For an intelligent agent to flexibly and efficiently operate in complex environments, they must be able to reason at multiple levels of temporal, spatial, and conceptual abstraction. At the lower levels, the agent must interpret their proprioceptive inputs and control their muscles, and at the higher levels, the agent must select goals and plan how they will achieve those goals. It is clear that each of these types of reasoning is amenable to different types of representations, algorithms, and inputs. In this work, we introduce a simple, three-level hierarchical architecture that reflects these distinctions. The low-level controller operates on the continuous proprioceptive inputs, using model-free learning to acquire useful behaviors. These in turn induce a set of mid-level dynamics, which are learned by the mid-level controller and used for model-predictive control, to select a behavior to activate at each timestep. The high-level controller leverages a discrete, graph representation for goal selection and path planning to specify targets for the mid-level controller. We apply our method to a series of navigation tasks in the Mujoco Ant environment, consistently demonstrating significant improvements in sample-efficiency compared to prior model-free, model-based, and hierarchical RL methods. Finally, as an illustrative example of the advantages of our architecture, we apply our method to a complex maze environment that requires efficient exploration and long-horizon planning.
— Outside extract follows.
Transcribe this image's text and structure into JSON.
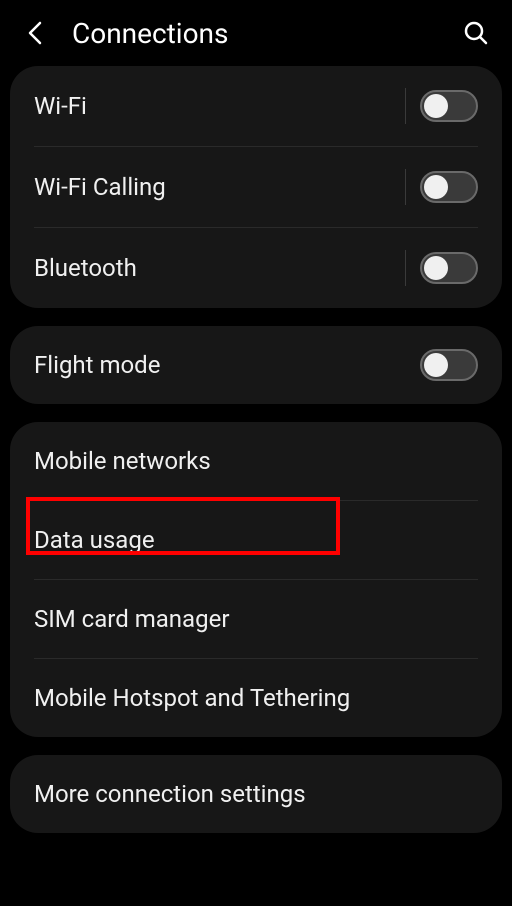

Model-based control is a popular paradigm for robot navigation because it can leverage a known dynamics model to efficiently plan robust robot trajectories. However, it is challenging to use model-based methods in settings where the environment is a priori unknown and can only be observed partially through on-board sensors on the robot. In this work, we address this short-coming by coupling model-based control with learning-based perception. The learning-based perception module produces a series of waypoints that guide the robot to the goal via a collision-free path. These waypoints are used by a model-based planner to generate a smooth and dynamically feasible trajectory that is executed on the physical system using feedback control. Our experiments in simulated real-world cluttered environments and on an actual ground vehicle demonstrate that the proposed approach can reach goal locations more reliably and efficiently in novel, previously-unknown environments as compared to a purely end-to-end learning-based alternative. Our approach is successfully able to exhibit goal-driven behavior without relying on detailed explicit 3D maps of the environment, works well with low frame rates, and generalizes well from simulation to the real world. Videos describing our approach and experiments are available on the project website.